There is a very real sense that the members of the armed forces who will accompany the Duke’s coffin on his final journey are returning a profound favour.
Borne on the Land Rover (below) specially designed by the Prince, the coffin will be flanked during the procession to the steps of St George’s Chapel by Pall Bearers drawn from regiments, corps, air stations and units with a special relationship to the Duke.
They will be among more than 730 members of the Armed Forces taking part in the funeral ceremony at Windsor Castle, including 42 from the Royal Navy, with which Prince Philip served between 1939 and 1951; 96 from the Royal Marines; 507 from the Army and 89 from the Royal Air Force.
In a reflection of his long association with the military, the Duke’s insignia, including medals and decorations conferred on him by the UK and Commonwealth countries, his British Army Field Marshal’s baton and his Royal Air Force wings will be positioned on cushions on the altar in St George’s Chapel.
The coffin will be draped by the Duke’s personal standard and carry a wreath of flowers, his naval cap and sword.
Among them will be Commandant General Royal Marines Major General Matthew Holmes, who recalled how generous Prince Philip was with his time whenever he visited the regiment.
He said that once the Prince flew from London to Exeter to welcome members of the regiment returning from Afghanistan, spending an hour on the ground talking to troops when they landed.
“He hated fuss, so we would host him and he would go straight amongst the marines and talk to our valiant warriors,” said Major General Holmes. “He was always generous with his time.”
Major General Holmes told Times Radio: “We were utterly privileged and honoured to enjoy his company on numerous occasions.

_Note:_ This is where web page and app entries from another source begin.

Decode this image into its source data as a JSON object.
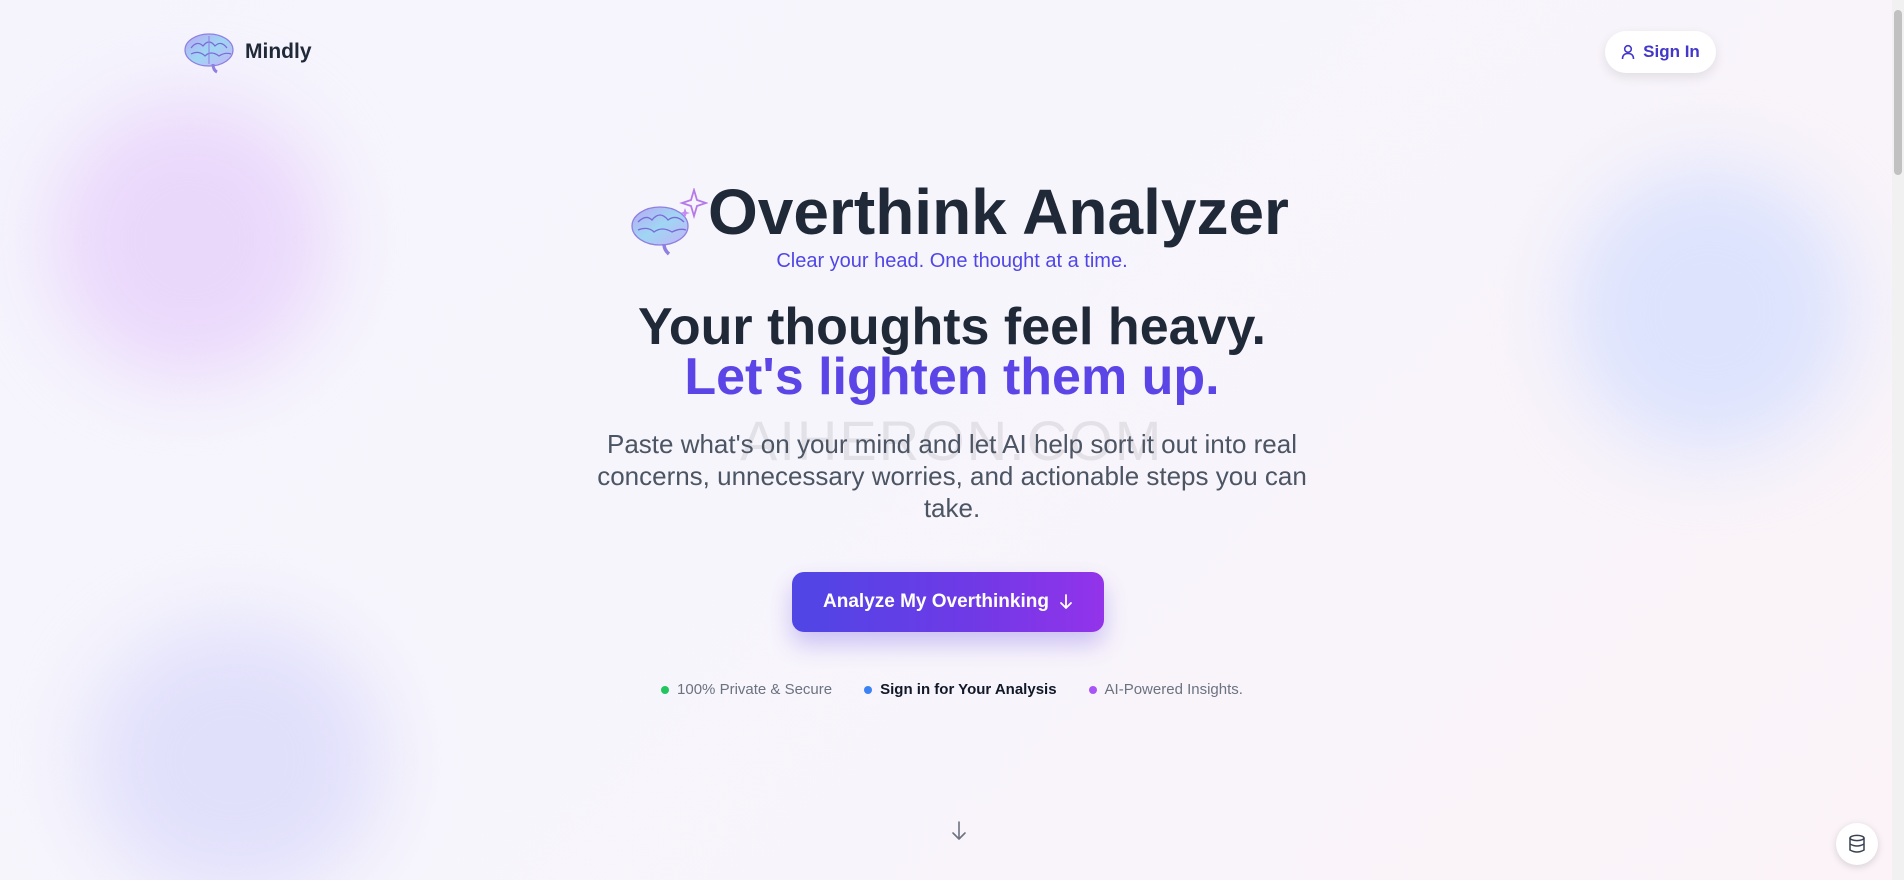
{
  "brand": {
    "name": "Mindly",
    "logo_icon": "brain-icon"
  },
  "header": {
    "signin_label": "Sign In",
    "signin_icon": "user-icon"
  },
  "hero": {
    "title": "Overthink Analyzer",
    "title_icon": "brain-sparkle-icon",
    "tagline": "Clear your head. One thought at a time.",
    "headline_line1": "Your thoughts feel heavy.",
    "headline_line2": "Let's lighten them up.",
    "description": "Paste what's on your mind and let AI help sort it out into real concerns, unnecessary worries, and actionable steps you can take.",
    "cta_label": "Analyze My Overthinking",
    "cta_icon": "arrow-down-icon"
  },
  "watermark": "AIHERON.COM",
  "features": [
    {
      "label": "100% Private & Secure",
      "color": "#22c55e",
      "bold": false
    },
    {
      "label": "Sign in for Your Analysis",
      "color": "#3b82f6",
      "bold": true
    },
    {
      "label": "AI-Powered Insights.",
      "color": "#a855f7",
      "bold": false
    }
  ],
  "colors": {
    "accent": "#4f46e5",
    "accent_light": "#5b45e6",
    "cta_gradient_start": "#4f46e5",
    "cta_gradient_end": "#9333ea",
    "text_dark": "#1f2937",
    "text_muted": "#4b5563"
  }
}
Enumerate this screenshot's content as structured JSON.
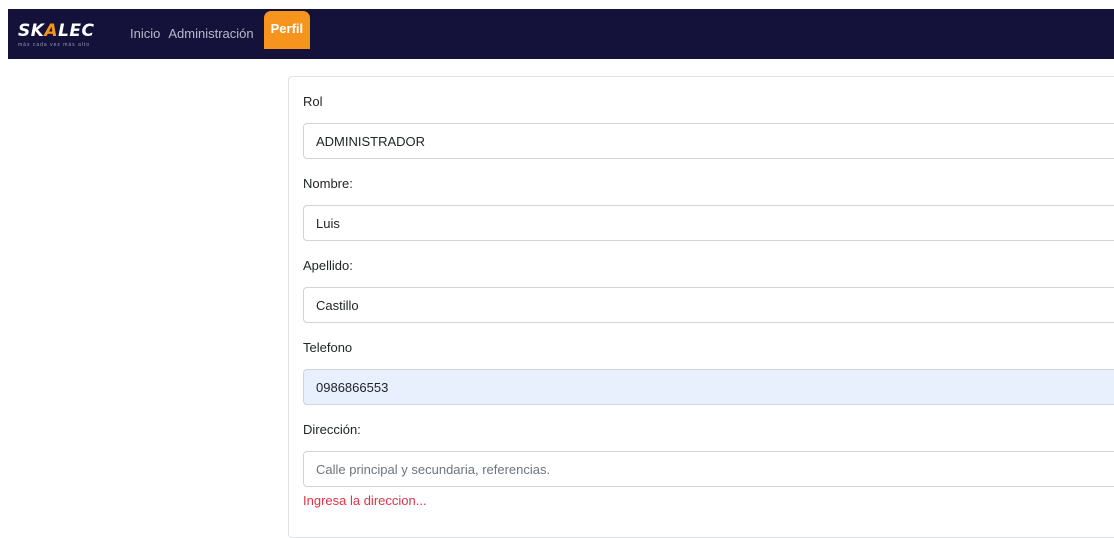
{
  "nav": {
    "brand": {
      "part1": "SK",
      "part2": "A",
      "part3": "LEC",
      "tagline": "más cada vez más alto"
    },
    "links": [
      {
        "label": "Inicio"
      },
      {
        "label": "Administración"
      },
      {
        "label": "Perfil"
      }
    ]
  },
  "form": {
    "rol": {
      "label": "Rol",
      "value": "ADMINISTRADOR"
    },
    "nombre": {
      "label": "Nombre:",
      "value": "Luis"
    },
    "apellido": {
      "label": "Apellido:",
      "value": "Castillo"
    },
    "telefono": {
      "label": "Telefono",
      "value": "0986866553"
    },
    "direccion": {
      "label": "Dirección:",
      "value": "",
      "placeholder": "Calle principal y secundaria, referencias.",
      "error": "Ingresa la direccion..."
    }
  },
  "colors": {
    "navbar": "#14123a",
    "accent": "#f7941d",
    "error": "#dc3545",
    "autofill": "#e8f0fe"
  }
}
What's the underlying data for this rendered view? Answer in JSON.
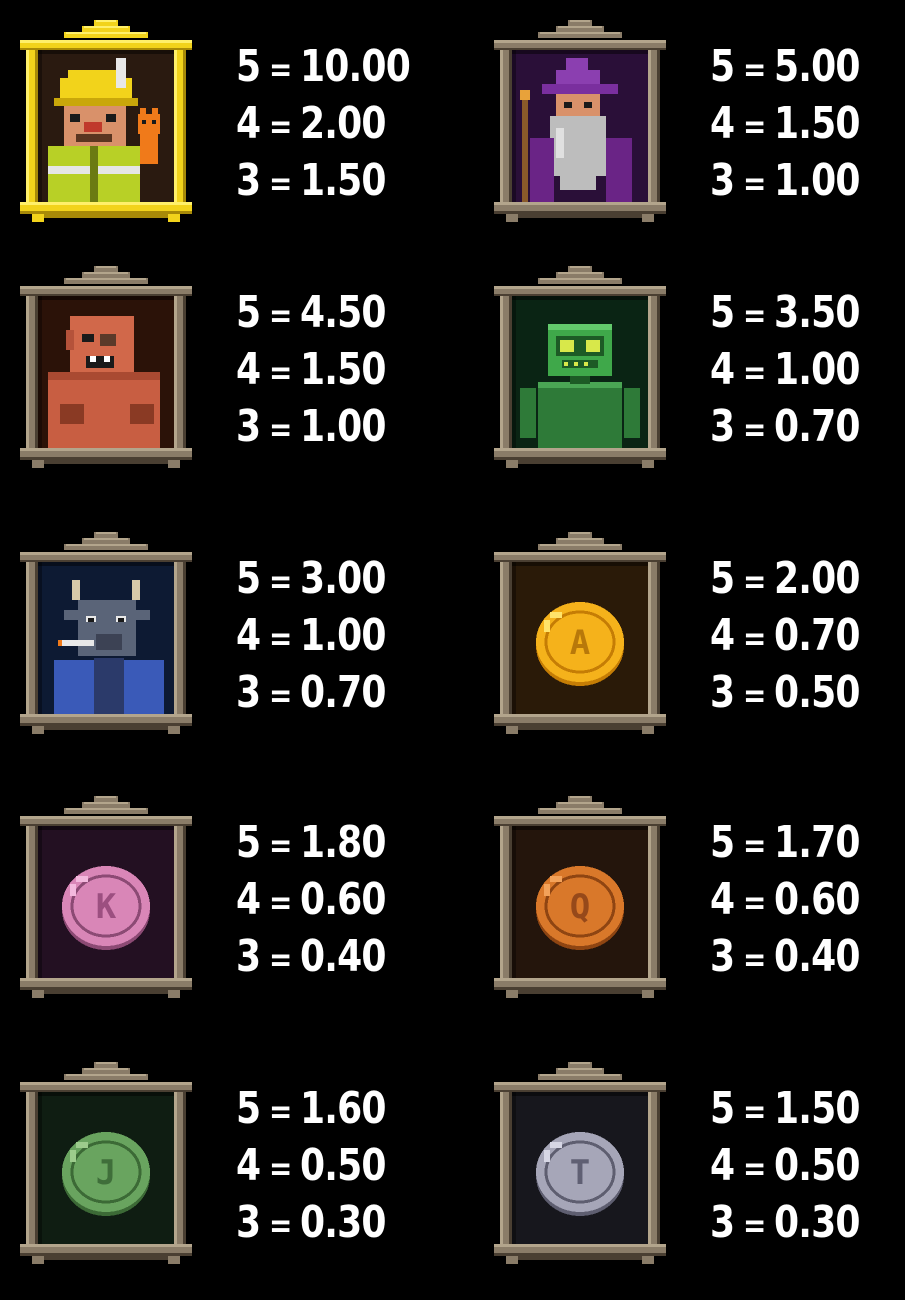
{
  "colors": {
    "background": "#000000",
    "text": "#ffffff",
    "frame_wood": "#8a7c68",
    "frame_wood_light": "#b3a58c",
    "frame_wood_dark": "#4a3f32",
    "frame_gold": "#f2d31b",
    "frame_gold_light": "#fff06a",
    "frame_gold_dark": "#a88a08"
  },
  "symbols": [
    {
      "id": "firefighter",
      "icon": "firefighter-with-cat-portrait",
      "frame": "gold",
      "panel_color": "#2a1a10",
      "pays": [
        {
          "count": "5",
          "eq": "=",
          "amount": "10.00"
        },
        {
          "count": "4",
          "eq": "=",
          "amount": "2.00"
        },
        {
          "count": "3",
          "eq": "=",
          "amount": "1.50"
        }
      ]
    },
    {
      "id": "wizard",
      "icon": "wizard-portrait",
      "frame": "wood",
      "panel_color": "#2a0f38",
      "pays": [
        {
          "count": "5",
          "eq": "=",
          "amount": "5.00"
        },
        {
          "count": "4",
          "eq": "=",
          "amount": "1.50"
        },
        {
          "count": "3",
          "eq": "=",
          "amount": "1.00"
        }
      ]
    },
    {
      "id": "ogre",
      "icon": "ogre-portrait",
      "frame": "wood",
      "panel_color": "#2b1208",
      "pays": [
        {
          "count": "5",
          "eq": "=",
          "amount": "4.50"
        },
        {
          "count": "4",
          "eq": "=",
          "amount": "1.50"
        },
        {
          "count": "3",
          "eq": "=",
          "amount": "1.00"
        }
      ]
    },
    {
      "id": "robot",
      "icon": "green-robot-portrait",
      "frame": "wood",
      "panel_color": "#0a2414",
      "pays": [
        {
          "count": "5",
          "eq": "=",
          "amount": "3.50"
        },
        {
          "count": "4",
          "eq": "=",
          "amount": "1.00"
        },
        {
          "count": "3",
          "eq": "=",
          "amount": "0.70"
        }
      ]
    },
    {
      "id": "goat",
      "icon": "goat-with-cigar-portrait",
      "frame": "wood",
      "panel_color": "#0d1a33",
      "pays": [
        {
          "count": "5",
          "eq": "=",
          "amount": "3.00"
        },
        {
          "count": "4",
          "eq": "=",
          "amount": "1.00"
        },
        {
          "count": "3",
          "eq": "=",
          "amount": "0.70"
        }
      ]
    },
    {
      "id": "coin-a",
      "icon": "gold-coin-a-icon",
      "frame": "wood",
      "panel_color": "#2a1a08",
      "coin": {
        "letter": "A",
        "fill": "#f5b21b",
        "rim": "#c57d05",
        "shine": "#ffe36a",
        "letter_color": "#b8780a"
      },
      "pays": [
        {
          "count": "5",
          "eq": "=",
          "amount": "2.00"
        },
        {
          "count": "4",
          "eq": "=",
          "amount": "0.70"
        },
        {
          "count": "3",
          "eq": "=",
          "amount": "0.50"
        }
      ]
    },
    {
      "id": "coin-k",
      "icon": "pink-coin-k-icon",
      "frame": "wood",
      "panel_color": "#231022",
      "coin": {
        "letter": "K",
        "fill": "#d986b7",
        "rim": "#8c4a74",
        "shine": "#f3b8dd",
        "letter_color": "#9c4f80"
      },
      "pays": [
        {
          "count": "5",
          "eq": "=",
          "amount": "1.80"
        },
        {
          "count": "4",
          "eq": "=",
          "amount": "0.60"
        },
        {
          "count": "3",
          "eq": "=",
          "amount": "0.40"
        }
      ]
    },
    {
      "id": "coin-q",
      "icon": "bronze-coin-q-icon",
      "frame": "wood",
      "panel_color": "#24150c",
      "coin": {
        "letter": "Q",
        "fill": "#d9782a",
        "rim": "#8f4512",
        "shine": "#f3a25a",
        "letter_color": "#96491a"
      },
      "pays": [
        {
          "count": "5",
          "eq": "=",
          "amount": "1.70"
        },
        {
          "count": "4",
          "eq": "=",
          "amount": "0.60"
        },
        {
          "count": "3",
          "eq": "=",
          "amount": "0.40"
        }
      ]
    },
    {
      "id": "coin-j",
      "icon": "green-coin-j-icon",
      "frame": "wood",
      "panel_color": "#0f1d12",
      "coin": {
        "letter": "J",
        "fill": "#69a45f",
        "rim": "#3c6a36",
        "shine": "#9ccc8c",
        "letter_color": "#3f6e3a"
      },
      "pays": [
        {
          "count": "5",
          "eq": "=",
          "amount": "1.60"
        },
        {
          "count": "4",
          "eq": "=",
          "amount": "0.50"
        },
        {
          "count": "3",
          "eq": "=",
          "amount": "0.30"
        }
      ]
    },
    {
      "id": "coin-t",
      "icon": "silver-coin-t-icon",
      "frame": "wood",
      "panel_color": "#17171d",
      "coin": {
        "letter": "T",
        "fill": "#a6a6b8",
        "rim": "#5e5e70",
        "shine": "#d6d6e4",
        "letter_color": "#5f5f73"
      },
      "pays": [
        {
          "count": "5",
          "eq": "=",
          "amount": "1.50"
        },
        {
          "count": "4",
          "eq": "=",
          "amount": "0.50"
        },
        {
          "count": "3",
          "eq": "=",
          "amount": "0.30"
        }
      ]
    }
  ]
}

We had numerous encounters, and I think that was the beauty of his service with us.”
Also among the Pall Bearers will be Master General of the Corps of Royal Electrical and Mechanical Engineers Lieutenant General Paul Jaques
Lieutenant General Jaques said about the Duke, who was his unit’s former colonel-in-chief: “He was engaged with us and used to visit us probably once or twice every single year since 1969.
“And he had an enormous passion for all things engineering. In his own words ‘If it wasn’t invented by God, it was invented by an engineer’.”
The other pall bearers will be Colonel of The Queen’s Royal Hussars Brigadier Ian Mortimer; Regimental Lieutenant Colonel of the Grenadier Guards Lieutenant General Roland Walker; Deputy Colonel of The Royal Regiment of Scotland Brigadier James Roddis; Deputy Colonel Commandant of The Rifles Major General Rupert Jones; Colonel Commandant of the Intelligence Corps Lieutenant General Sir James Hockenhull and Station Commander RAF Northolt Group Captain Nick Worrall.
When the procession arrives at the West Steps of St George’s Chapel, the Pall Bearers will take their positions on the steps.
The Royal Marines Bearer Party will lift the coffin and proceed up the West Steps, halting on the second landing, as a Piping Party pipes the “Side” and the coffin pauses for the National Minute Silence at 3pm.
As the coffin enters the chapel and the doors to St George’s Chapel close, the Royal Navy Piping Party will pipe the “Carry On”, before the Pall Bearers and other members of the Armed Forces who took part in the funeral procession disperse silently.
The King’s Troop Royal Horse Artillery will fire minute guns during the funeral procession from the East Lawn of Windsor Castle – with eight expected in total at one round every minute. The King’s Troop also fired the Death Gun Salute of 41 rounds at Woolwich Barracks the day after the Duke’s death.
The Royal Regiment of Scotland, known as the Highlanders, will perform a key role in the proceedings at Windsor Castle, with Pipe Major Colour Sergeant Grant, 33, playing a farewell lament as the coffin enters St. George's Chapel.
Colour Sergeant Grant, of Braemar, Aberdeenshire, said: “I will be thinking of HM The Queen during this difficult time for her. I am looking forward to being involved because it is such an honour for me to perform this role”.
“I know that my village will be feeling proud that a local lad who played at the Highland Gathering is playing at his funeral”.